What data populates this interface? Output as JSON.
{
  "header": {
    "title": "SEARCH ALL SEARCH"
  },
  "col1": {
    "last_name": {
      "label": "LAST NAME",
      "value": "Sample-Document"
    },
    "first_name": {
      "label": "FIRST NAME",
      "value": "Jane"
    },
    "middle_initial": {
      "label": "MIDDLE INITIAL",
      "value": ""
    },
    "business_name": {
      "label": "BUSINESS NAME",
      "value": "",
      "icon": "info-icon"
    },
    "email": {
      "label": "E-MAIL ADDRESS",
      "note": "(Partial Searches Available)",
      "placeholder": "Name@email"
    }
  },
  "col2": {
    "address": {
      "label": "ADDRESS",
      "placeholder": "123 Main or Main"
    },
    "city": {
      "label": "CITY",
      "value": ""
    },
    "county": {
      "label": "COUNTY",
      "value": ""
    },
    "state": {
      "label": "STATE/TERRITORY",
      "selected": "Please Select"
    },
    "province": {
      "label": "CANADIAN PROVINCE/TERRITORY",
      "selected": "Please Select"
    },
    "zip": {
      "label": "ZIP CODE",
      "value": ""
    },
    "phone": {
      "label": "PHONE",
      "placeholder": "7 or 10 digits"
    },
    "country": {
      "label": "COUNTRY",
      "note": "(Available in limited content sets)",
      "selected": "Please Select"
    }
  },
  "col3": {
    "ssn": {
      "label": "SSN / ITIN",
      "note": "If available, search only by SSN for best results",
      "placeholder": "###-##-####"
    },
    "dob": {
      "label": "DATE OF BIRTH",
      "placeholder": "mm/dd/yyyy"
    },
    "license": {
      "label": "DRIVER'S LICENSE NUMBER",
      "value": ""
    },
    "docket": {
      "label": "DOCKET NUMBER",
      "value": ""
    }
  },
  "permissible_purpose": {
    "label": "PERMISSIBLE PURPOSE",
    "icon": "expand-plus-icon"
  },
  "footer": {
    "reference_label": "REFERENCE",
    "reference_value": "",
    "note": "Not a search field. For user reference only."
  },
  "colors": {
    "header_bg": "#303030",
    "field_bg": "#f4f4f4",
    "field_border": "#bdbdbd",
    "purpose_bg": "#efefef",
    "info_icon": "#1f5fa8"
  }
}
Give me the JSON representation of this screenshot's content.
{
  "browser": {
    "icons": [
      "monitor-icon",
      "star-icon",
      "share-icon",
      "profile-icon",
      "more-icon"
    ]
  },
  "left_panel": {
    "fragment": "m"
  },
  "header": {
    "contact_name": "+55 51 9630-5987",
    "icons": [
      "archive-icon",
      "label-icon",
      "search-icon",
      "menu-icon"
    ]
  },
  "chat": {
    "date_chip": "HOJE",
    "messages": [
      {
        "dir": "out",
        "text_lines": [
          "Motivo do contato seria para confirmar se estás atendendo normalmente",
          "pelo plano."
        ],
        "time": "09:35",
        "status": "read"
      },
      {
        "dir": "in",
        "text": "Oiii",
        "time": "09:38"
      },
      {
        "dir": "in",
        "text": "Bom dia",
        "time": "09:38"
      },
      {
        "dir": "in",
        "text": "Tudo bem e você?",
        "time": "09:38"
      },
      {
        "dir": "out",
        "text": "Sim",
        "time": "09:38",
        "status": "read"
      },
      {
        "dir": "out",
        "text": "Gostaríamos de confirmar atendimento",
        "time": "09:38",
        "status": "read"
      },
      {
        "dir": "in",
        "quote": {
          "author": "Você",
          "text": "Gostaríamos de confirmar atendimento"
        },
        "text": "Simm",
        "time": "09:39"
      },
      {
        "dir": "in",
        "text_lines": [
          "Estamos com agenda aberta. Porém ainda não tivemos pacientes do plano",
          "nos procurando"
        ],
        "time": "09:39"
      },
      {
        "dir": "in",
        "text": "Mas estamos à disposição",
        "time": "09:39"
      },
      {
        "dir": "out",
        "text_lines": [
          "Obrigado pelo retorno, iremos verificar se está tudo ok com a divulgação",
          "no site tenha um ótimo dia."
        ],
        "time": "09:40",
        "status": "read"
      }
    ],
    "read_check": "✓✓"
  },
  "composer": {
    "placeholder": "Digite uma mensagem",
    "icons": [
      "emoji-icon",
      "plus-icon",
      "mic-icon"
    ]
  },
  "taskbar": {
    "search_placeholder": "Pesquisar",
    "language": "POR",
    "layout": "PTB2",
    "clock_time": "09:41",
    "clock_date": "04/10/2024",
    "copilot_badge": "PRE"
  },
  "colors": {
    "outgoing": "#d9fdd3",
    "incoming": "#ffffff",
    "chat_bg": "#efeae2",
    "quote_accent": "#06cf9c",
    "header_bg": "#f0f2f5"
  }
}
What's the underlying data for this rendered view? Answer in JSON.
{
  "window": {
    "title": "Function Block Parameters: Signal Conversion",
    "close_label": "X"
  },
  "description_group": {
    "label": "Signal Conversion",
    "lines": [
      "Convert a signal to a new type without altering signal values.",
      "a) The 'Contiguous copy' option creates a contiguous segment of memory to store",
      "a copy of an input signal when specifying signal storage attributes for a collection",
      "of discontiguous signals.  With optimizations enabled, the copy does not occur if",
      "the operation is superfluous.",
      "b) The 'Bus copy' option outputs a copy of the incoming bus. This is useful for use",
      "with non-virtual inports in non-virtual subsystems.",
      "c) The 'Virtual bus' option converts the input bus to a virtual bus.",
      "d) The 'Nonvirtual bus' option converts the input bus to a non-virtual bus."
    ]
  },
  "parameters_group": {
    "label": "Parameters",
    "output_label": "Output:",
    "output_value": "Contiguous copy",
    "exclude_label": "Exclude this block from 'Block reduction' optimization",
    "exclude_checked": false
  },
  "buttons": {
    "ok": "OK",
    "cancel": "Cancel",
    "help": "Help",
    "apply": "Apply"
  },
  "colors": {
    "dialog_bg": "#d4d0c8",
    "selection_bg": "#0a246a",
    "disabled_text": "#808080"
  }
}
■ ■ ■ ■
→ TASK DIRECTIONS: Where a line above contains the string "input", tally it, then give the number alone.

→ OUTPUT: 3